Outlining the shortcomings of previous attempts at racial justice, such as the defeatist acceptance of Booker T. Washington following Reconstruction, the elitist focus of W.E.B DuBois on the "talented tenth" at the turn of the twentieth century, and the impractical African return movement of Marcus Garvey, Dr. King traces the turn to federal courts as a vehicle for change. After the successes of legal victories gave way to disappointment when they failed to be implemented, he describes the recourse to nonviolent action beginning in 1955 as "the way to supplement, not replace, the progress of change through legal recourse."
Dr. King calls on the "white community and the political power structure of our nation" to provide a fitting response to the challenge posed by the large scale nonviolent actions of 1963, starting with passage of the Civil Rights Bill. He ends with a resolution to remain "maladjusted" and entreats others to similarly refuse to adjust to discrimination, religious bigotry, militarism, and violence.
The text of this speech was used as the basis for the first section of <emph render="italic">Why We Can't Wait</emph>, published by King later in the year.
In the second audio file, Dr. King responds to questions from the audience following his opening address. Here he comments on the then-pending Civil Rights Act of 1964, as well as Presidents John F. Kennedy and Lyndon Baines Johnson’s commitment to civil rights. Dr. King also comments on the Black Muslim movement, as well as the recent trajectory and projected future of the civil rights movement. He describes and explains the perceived “lull” in civil rights activism following his “I Have A Dream” speech and the August 28, 1963, march on Washington as being one of reassessment and “introspection.” Dr. King emphasizes the need for policies that remedy the United States’ history of slavery and systemic racism. He responds to concerns about reverse racism that arise in reaction to the proposed policies, and likens reparations to existing programs for veterans. Dr. King compares the United States's treatment of African Americans to India’s caste system.
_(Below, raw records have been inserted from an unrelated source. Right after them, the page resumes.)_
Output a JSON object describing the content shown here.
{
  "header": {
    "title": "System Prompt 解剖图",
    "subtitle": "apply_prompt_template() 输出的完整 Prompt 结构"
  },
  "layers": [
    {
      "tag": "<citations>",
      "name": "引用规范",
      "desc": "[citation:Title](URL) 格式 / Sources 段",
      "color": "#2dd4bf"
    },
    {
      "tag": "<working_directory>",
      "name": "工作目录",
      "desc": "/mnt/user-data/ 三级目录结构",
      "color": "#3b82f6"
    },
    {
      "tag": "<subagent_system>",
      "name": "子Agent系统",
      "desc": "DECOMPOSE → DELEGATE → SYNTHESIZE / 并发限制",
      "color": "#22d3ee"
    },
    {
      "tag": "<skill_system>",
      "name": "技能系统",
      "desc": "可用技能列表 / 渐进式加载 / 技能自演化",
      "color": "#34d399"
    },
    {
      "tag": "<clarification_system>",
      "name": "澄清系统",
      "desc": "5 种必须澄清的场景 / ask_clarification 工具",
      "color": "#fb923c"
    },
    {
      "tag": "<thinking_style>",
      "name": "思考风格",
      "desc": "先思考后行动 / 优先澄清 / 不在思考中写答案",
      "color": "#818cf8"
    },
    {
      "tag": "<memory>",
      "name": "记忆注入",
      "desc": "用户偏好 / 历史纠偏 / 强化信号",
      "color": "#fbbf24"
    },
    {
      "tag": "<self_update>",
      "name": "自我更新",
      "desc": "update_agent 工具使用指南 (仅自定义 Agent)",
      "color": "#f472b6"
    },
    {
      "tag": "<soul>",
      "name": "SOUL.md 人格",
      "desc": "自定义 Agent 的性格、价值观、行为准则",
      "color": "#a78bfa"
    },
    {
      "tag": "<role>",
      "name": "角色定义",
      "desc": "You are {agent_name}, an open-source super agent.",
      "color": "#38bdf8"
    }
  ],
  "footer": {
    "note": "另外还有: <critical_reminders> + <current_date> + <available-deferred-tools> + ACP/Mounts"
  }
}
The original recording is part of a collection of audio tapes in the Amherst College Archives & Special Collections in 1989. Dr. King's speech had been rebroadcast on Amherst's student-run radio station, WAMF (now WAMH). The tape was digitized in the fall of 2015 and shared with The New School Archives. The Amherst broadcast recording, however, concludes before Dr. King's question and answer session with the audience begins. The New School Archives holds the recording of the question and answer session. The transcript presented here includes both the lecture and the question and answer session, while the recordings remain available as separate files.